Bear Creek

Mine, Active

Commodities and mineralogy

Main commodities Au
Other commodities Ag; Cu
Ore minerals copper; gold; silver

Geographic location

Quadrangle map, 1:250,000-scale SR
Quadrangle map, 1:63,360-scale D-7
Latitude 60.9135
Longitude -149.5878
Nearby scientific data Find additional scientific data near this location
Location and accuracy Bear Creek is mainly in T. 10 N., R. 2 W., of the Seward Meridian. From its headwaters, it flows about 5 miles north into Turnagain Arm near the town of Hope. The map site of this placer mine is in the SW 1/4 section 35, T. 10 N., R. 2 W., of the Seward Meridian. This is location 139 and 140 of Cobb and Richter (1972), location 5 and 164 of MacKevett and Holloway (1977), location 10 of Cobb and Tysdal (1980), and location P-91 of Jansons and others (1984).

Geologic setting

Geologic description

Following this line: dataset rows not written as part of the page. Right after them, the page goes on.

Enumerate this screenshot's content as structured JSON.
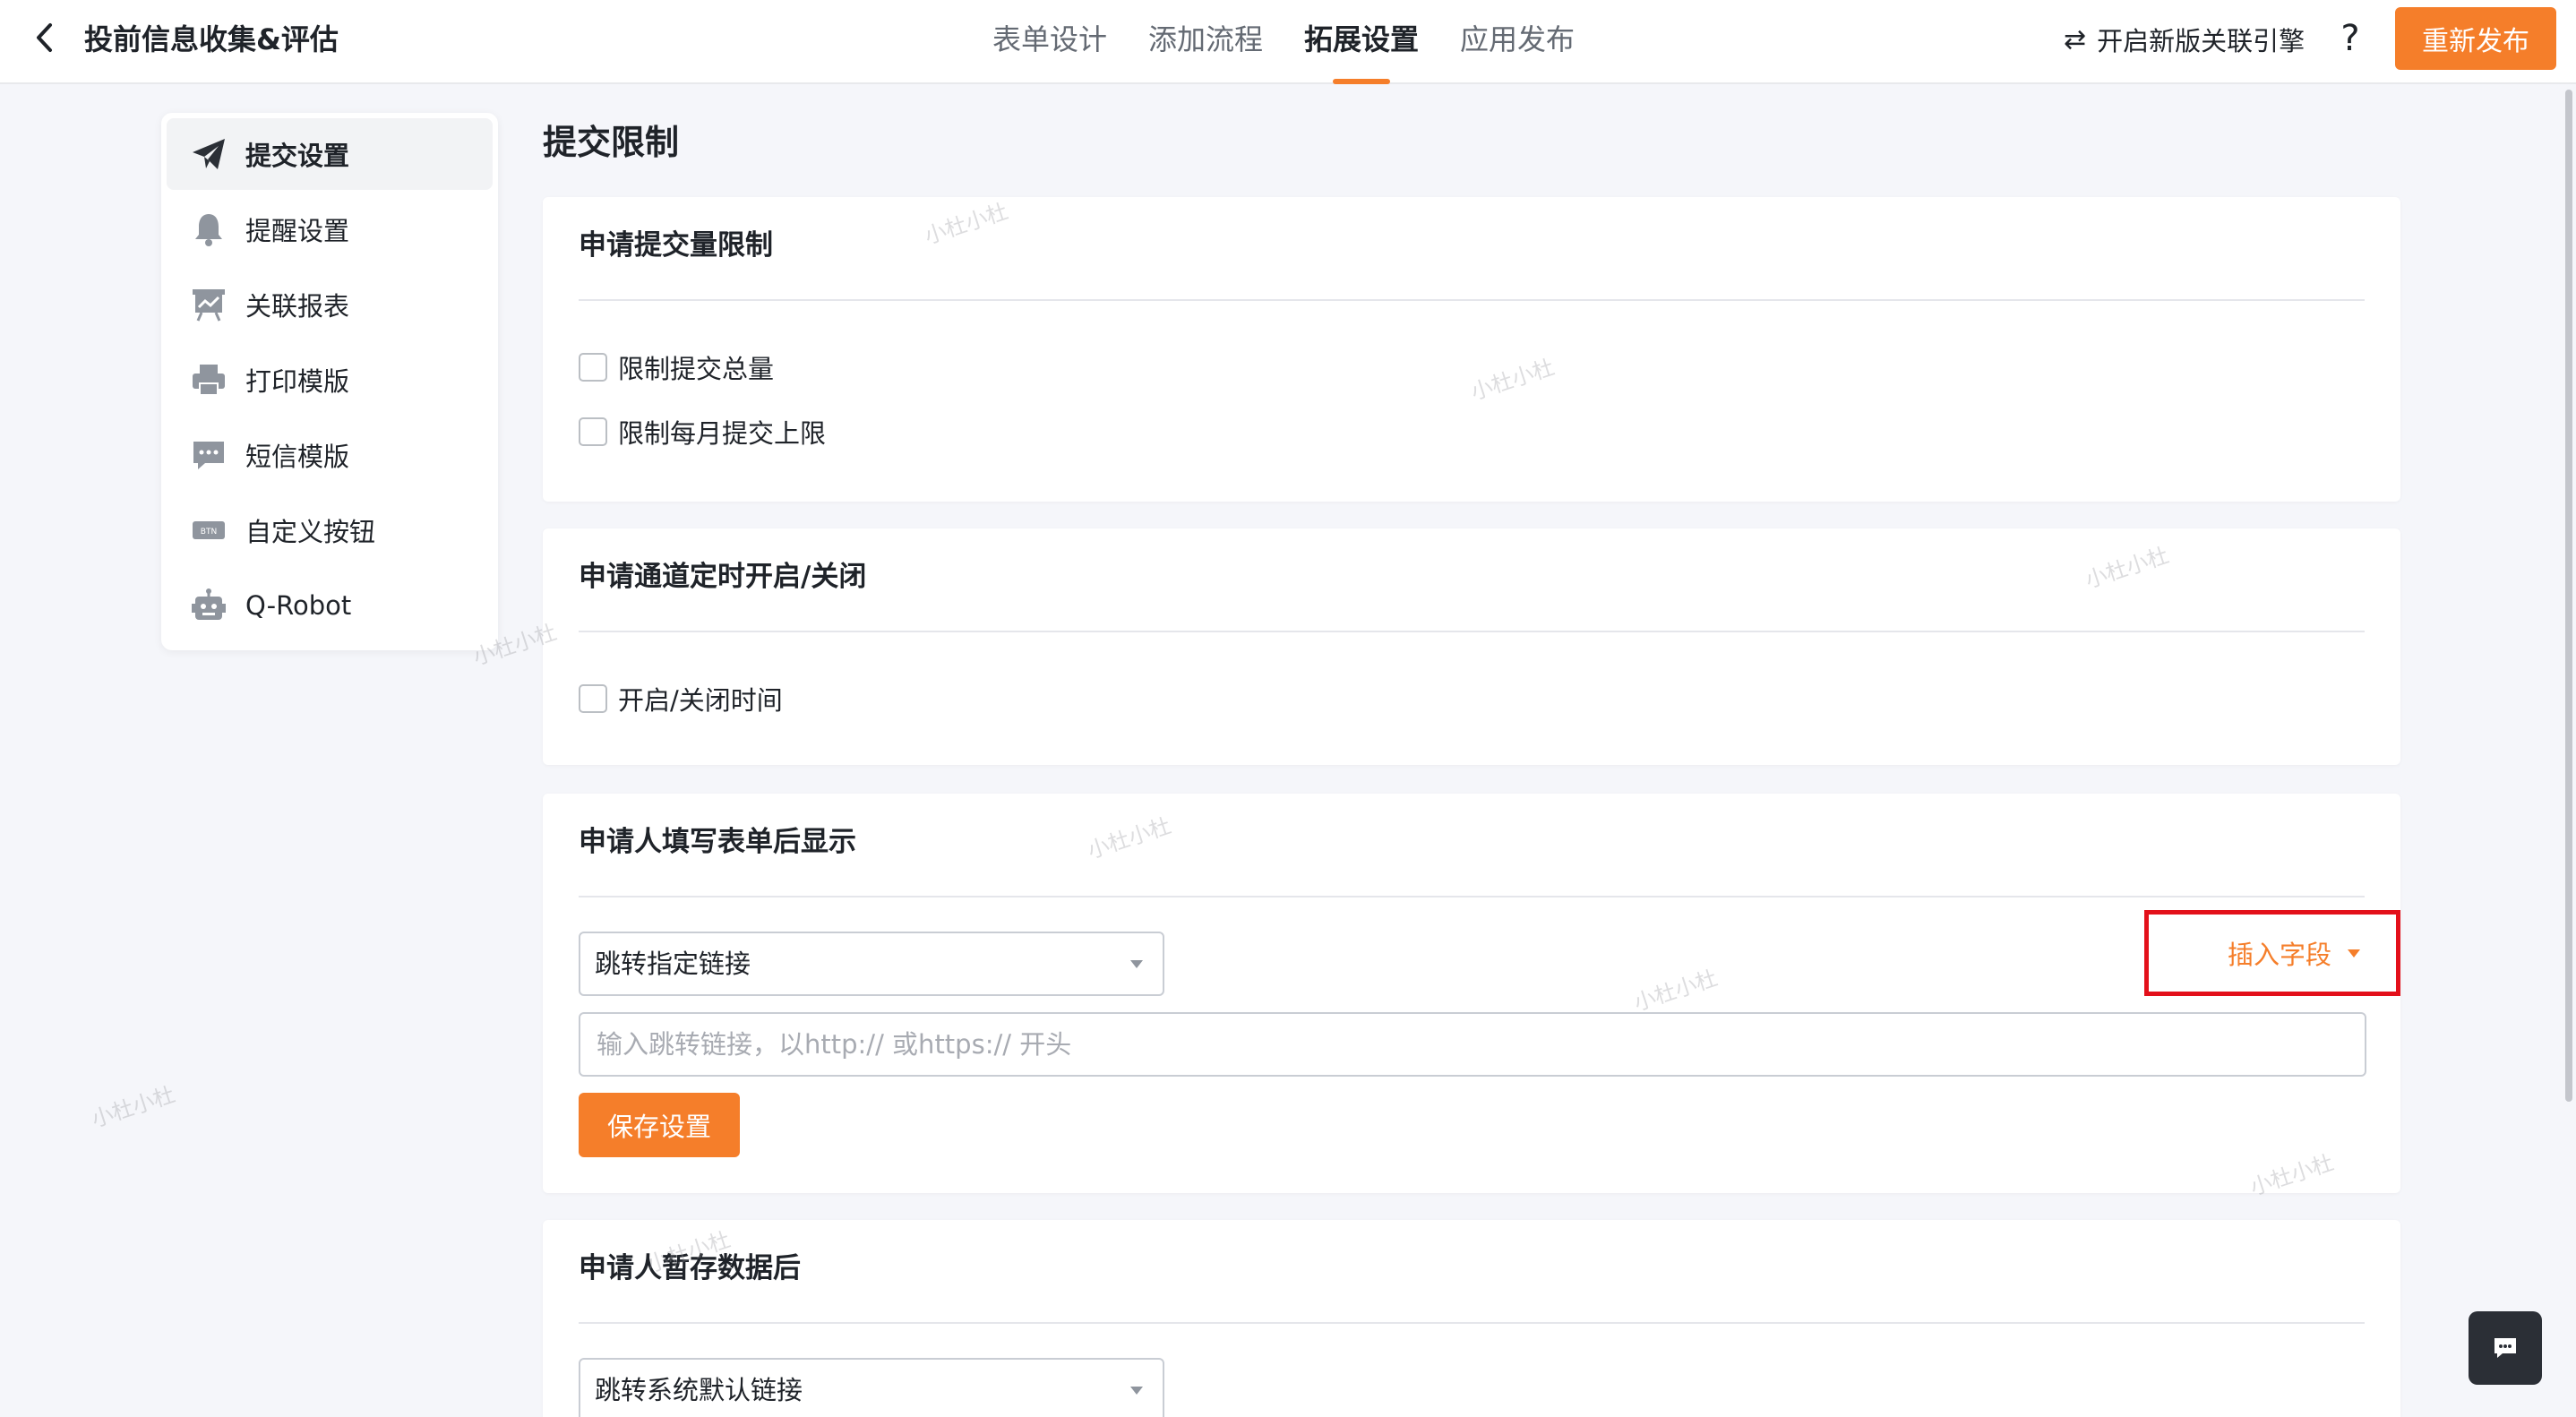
{
  "header": {
    "title": "投前信息收集&评估",
    "tabs": [
      {
        "label": "表单设计",
        "active": false
      },
      {
        "label": "添加流程",
        "active": false
      },
      {
        "label": "拓展设置",
        "active": true
      },
      {
        "label": "应用发布",
        "active": false
      }
    ],
    "new_engine_label": "开启新版关联引擎",
    "help_label": "?",
    "republish_label": "重新发布"
  },
  "sidebar": {
    "items": [
      {
        "label": "提交设置",
        "icon": "paper-plane-icon",
        "active": true
      },
      {
        "label": "提醒设置",
        "icon": "bell-icon",
        "active": false
      },
      {
        "label": "关联报表",
        "icon": "report-board-icon",
        "active": false
      },
      {
        "label": "打印模版",
        "icon": "printer-icon",
        "active": false
      },
      {
        "label": "短信模版",
        "icon": "message-bubble-icon",
        "active": false
      },
      {
        "label": "自定义按钮",
        "icon": "btn-badge-icon",
        "active": false
      },
      {
        "label": "Q-Robot",
        "icon": "robot-icon",
        "active": false
      }
    ],
    "btn_badge_text": "BTN"
  },
  "main": {
    "section_title": "提交限制",
    "submit_limit": {
      "title": "申请提交量限制",
      "options": [
        {
          "label": "限制提交总量",
          "checked": false
        },
        {
          "label": "限制每月提交上限",
          "checked": false
        }
      ]
    },
    "schedule": {
      "title": "申请通道定时开启/关闭",
      "option": {
        "label": "开启/关闭时间",
        "checked": false
      }
    },
    "after_submit": {
      "title": "申请人填写表单后显示",
      "select_value": "跳转指定链接",
      "insert_field_label": "插入字段",
      "url_placeholder": "输入跳转链接，以http:// 或https:// 开头",
      "url_value": "",
      "save_label": "保存设置"
    },
    "after_draft": {
      "title": "申请人暂存数据后",
      "select_value": "跳转系统默认链接"
    }
  },
  "watermark_text": "小杜小杜",
  "colors": {
    "accent": "#f57e2a",
    "highlight_box": "#e3101a",
    "background": "#f5f6fa"
  }
}
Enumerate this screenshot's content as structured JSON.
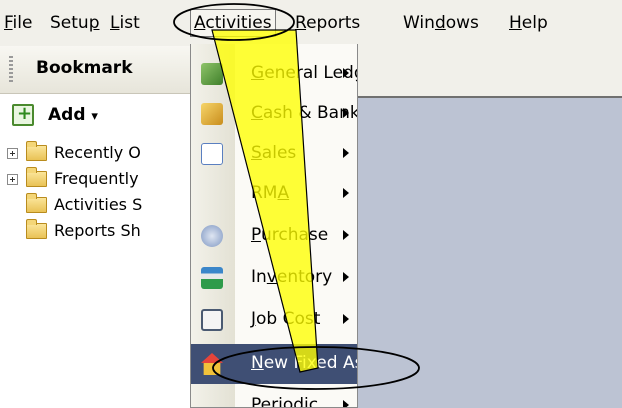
{
  "menubar": {
    "items": [
      {
        "label": "File",
        "ul": "F",
        "rest": "ile"
      },
      {
        "label": "Setup",
        "pre": "Setu",
        "ul": "p",
        "rest": ""
      },
      {
        "label": "List",
        "ul": "L",
        "rest": "ist"
      },
      {
        "label": "Activities",
        "ul": "A",
        "rest": "ctivities"
      },
      {
        "label": "Reports",
        "ul": "R",
        "rest": "eports"
      },
      {
        "label": "Windows",
        "pre": "Win",
        "ul": "d",
        "rest": "ows"
      },
      {
        "label": "Help",
        "ul": "H",
        "rest": "elp"
      }
    ]
  },
  "panel": {
    "title": "Bookmark",
    "add_label": "Add",
    "add_caret": "▾",
    "items": [
      {
        "label": "Recently O"
      },
      {
        "label": "Frequently"
      },
      {
        "label": "Activities S"
      },
      {
        "label": "Reports Sh"
      }
    ]
  },
  "dropdown": {
    "items": [
      {
        "pre": "",
        "ul": "G",
        "rest": "eneral Ledger",
        "icon": "ledger-icon",
        "color": "#5a9a3c"
      },
      {
        "pre": "",
        "ul": "C",
        "rest": "ash & Bank",
        "icon": "cash-bank-icon",
        "color": "#d9a62c"
      },
      {
        "pre": "",
        "ul": "S",
        "rest": "ales",
        "icon": "sales-icon",
        "color": "#3d6fc6"
      },
      {
        "pre": "RM",
        "ul": "A",
        "rest": "",
        "icon": "",
        "color": ""
      },
      {
        "pre": "",
        "ul": "P",
        "rest": "urchase",
        "icon": "purchase-icon",
        "color": "#6f8fc0"
      },
      {
        "pre": "In",
        "ul": "v",
        "rest": "entory",
        "icon": "inventory-icon",
        "color": "#2f7fbf"
      },
      {
        "pre": "",
        "ul": "J",
        "rest": "ob Cost",
        "icon": "job-cost-icon",
        "color": "#5a6a80"
      },
      {
        "pre": "",
        "ul": "N",
        "rest": "ew Fixed Asset",
        "icon": "house-icon",
        "color": "#e08a22"
      },
      {
        "pre": "Periodic",
        "ul": "",
        "rest": "",
        "icon": "",
        "color": ""
      }
    ]
  },
  "colors": {
    "selection": "#3f4f74",
    "callout_fill": "#ffff00"
  }
}
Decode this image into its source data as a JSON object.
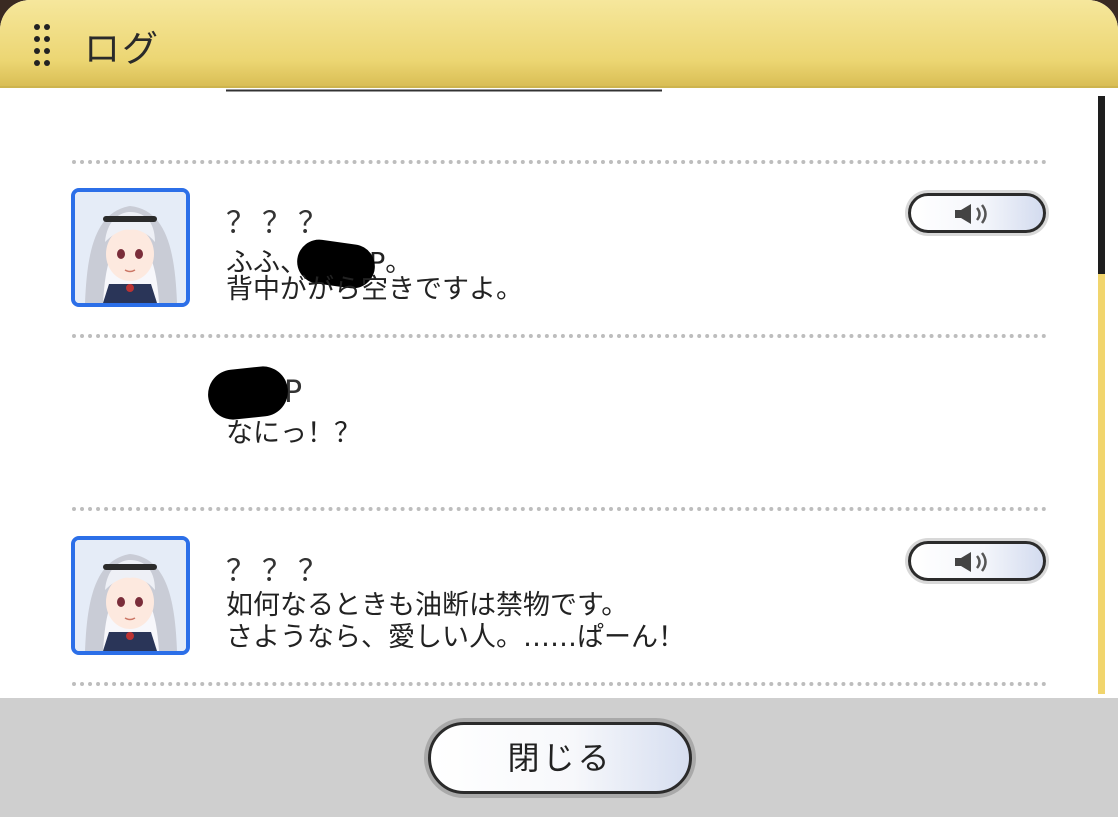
{
  "window": {
    "title": "ログ"
  },
  "log": {
    "partial_top_text": "――――――――――――――――――",
    "entries": [
      {
        "speaker": "？？？",
        "line1_prefix": "ふふ、",
        "line1_suffix": "P。",
        "line2": "背中ががら空きですよ。",
        "voice_icon": "speaker-icon"
      },
      {
        "speaker_suffix": "P",
        "line1": "なにっ！？"
      },
      {
        "speaker": "？？？",
        "line1": "如何なるときも油断は禁物です。",
        "line2": "さようなら、愛しい人。……ぱーん！",
        "voice_icon": "speaker-icon"
      }
    ]
  },
  "footer": {
    "close_label": "閉じる"
  },
  "colors": {
    "title_bar": "#ecd673",
    "avatar_border": "#2c6fe8",
    "scrollbar": "#f1d56d"
  }
}
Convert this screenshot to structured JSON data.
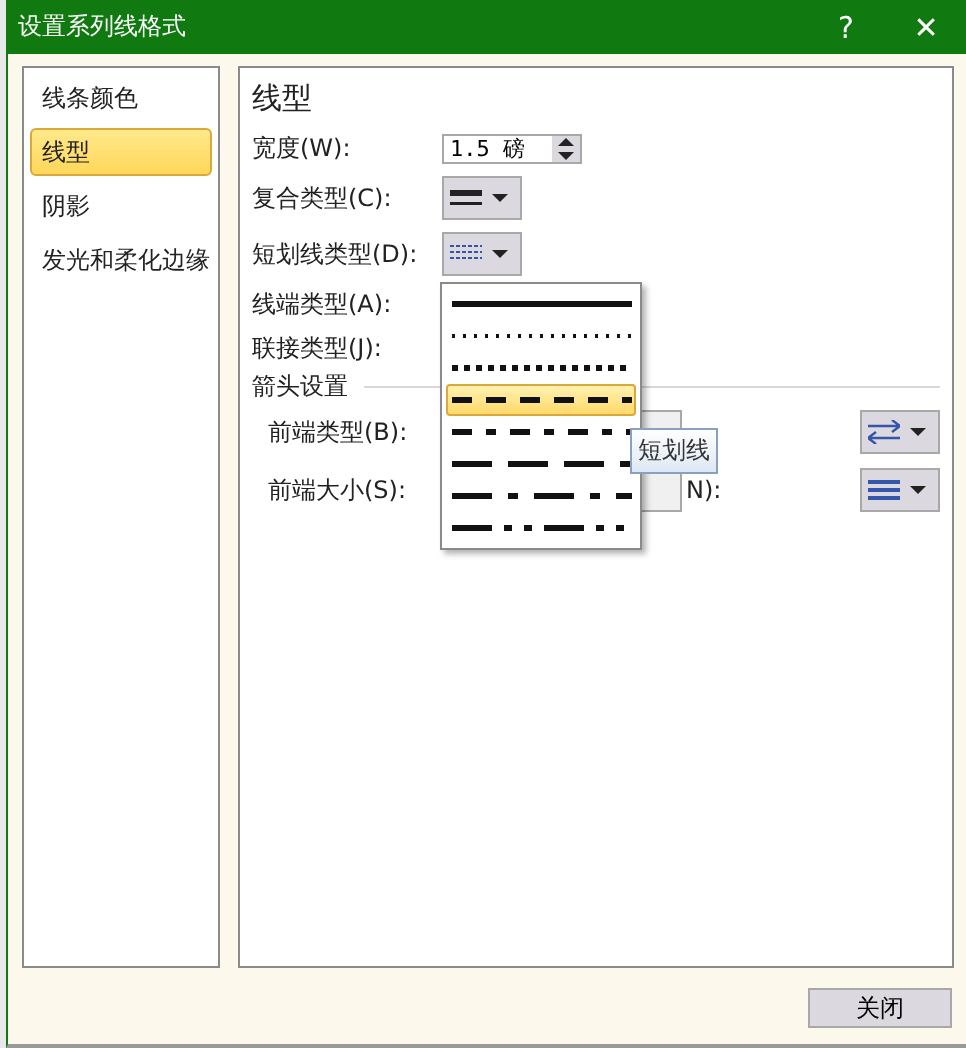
{
  "window": {
    "title": "设置系列线格式",
    "help": "?",
    "close": "✕"
  },
  "sidebar": {
    "items": [
      {
        "label": "线条颜色",
        "selected": false
      },
      {
        "label": "线型",
        "selected": true
      },
      {
        "label": "阴影",
        "selected": false
      },
      {
        "label": "发光和柔化边缘",
        "selected": false
      }
    ]
  },
  "panel": {
    "heading": "线型",
    "width": {
      "label": "宽度(W):",
      "value": "1.5 磅"
    },
    "compound_type": {
      "label": "复合类型(C):"
    },
    "dash_type": {
      "label": "短划线类型(D):"
    },
    "cap_type": {
      "label": "线端类型(A):"
    },
    "join_type": {
      "label": "联接类型(J):"
    },
    "arrow_settings": {
      "heading": "箭头设置",
      "begin_type": {
        "label": "前端类型(B):"
      },
      "begin_size": {
        "label": "前端大小(S):"
      },
      "end_size": {
        "label_visible": "N):"
      }
    }
  },
  "dash_menu": {
    "items": [
      {
        "kind": "solid",
        "selected": false
      },
      {
        "kind": "round-dot",
        "selected": false
      },
      {
        "kind": "square-dot",
        "selected": false
      },
      {
        "kind": "dash",
        "selected": true
      },
      {
        "kind": "dash-dot",
        "selected": false
      },
      {
        "kind": "long-dash",
        "selected": false
      },
      {
        "kind": "long-dash-dot",
        "selected": false
      },
      {
        "kind": "long-dash-dot-dot",
        "selected": false
      }
    ],
    "tooltip": "短划线"
  },
  "buttons": [
    "关闭"
  ]
}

Bear Creek drains an area underlain by graywacke and slate of the Valdez Group of Late Cretaceous age (Nelson, 1985). The beds strike N20E or nearly at right angles to the general course of the creek, whereas the cleavage strikes more nearly north (Martin and others, 1915). At the head of the creek there are numerous felsic dikes that trend in all directions, unlike those in other parts of the district, which generally trend north (Tuck, 1933).
The stream and bench gravels are very irregular in distribution. They consist almost entirely of the local bedrock, but also include granitic boulders. In two places, 25 to 30 feet of unstratified alluvium contains a large quantity of large, angular blocks mixed with sand and clay. Boulders 3 to 4 feet in diameter are common. In some places the surface wash is underlain by stratified sand and clay, which were probably deposited in small local basins where they in places abut against perpendicular rock faces or overlap sloping surfaces. The hard gray (so-called) glacial clay locally underlies the surface wash and rests on loose sand composed largely of slate particles. The clay contains a large amount of water (Martin and others, 1915). The lower portion of the creek flows over an alluvial fan consisting of fairly well sorted and washed gravels.
Some of the gold occurs on false bedrock. Both the creek and bench gravels are auriferous (Cobb and Tysdal, 1980). Gold is fairly coarse, yielding nuggets as heavy as 10 ounces (Jansons and others, 1984). Besides gold, native silver nuggets have been found, as well as a small amount of native copper (Moffit, 1906).
Geologic map unit (-149.589973994515, 60.9129334423045)
Mineral deposit model Placer Au (alluvial) (Cox and Singer, 1986; model 39a).
Mineral deposit model number 39a
Age of mineralization Quaternary.

Production and reserves

Workings or exploration
Mining began on Bear Creek in 1894. Early mining was by pick and shovel. Hydraulic mining was done in 1904 (Moffit, 1906), but was difficult because of the presence of large boulders. These boulders were removed from the pit by derrick or cableway and were dumped along one side of the channel. This process was costly and time-consuming (Moffit, 1906).
The U.S. Bureau of Mines collected a surface sample of channel gravel in upper Bear Creek; it contained 0.0021 ounce of gold per cubic yard (Jansons and others, 1984). In 1994 or 1995, a 28-ounce nugget was recovered from the Tabatha mining claim (C. S. Huber, oral communication, 1999). Hand mining and suction dredging was still taking place in 2000.
Indication of production Yes
Reserve estimates The U.S. Bureau of Mines estimated that there is greater than 3,000,000 yards of auriferous gravels in the Bear Creek drainage (Jansons and others, 1984).
Production notes The U.S. Bureau of Mines estimated production since 1894 at 4,000 to 6,000 ounces of gold, of which less than 1,000 to 1,500 ounces have been produced since 1975 (Jansons and others, 1984).

References

MRDS Number A010624

References

Hoekzema, R.P., and Sherman, G.E., 1983, Mineral investigations in the Chugach National Forest, Alaska (Peninsula study area): U.S. Bureau of Mines in-house report; held at U.S. Bureau of Land Management Alaska State Office, Anchorage, 524 p.
Reporters Jeff A. Huber (Anchorage)
Last report date 4/17/2000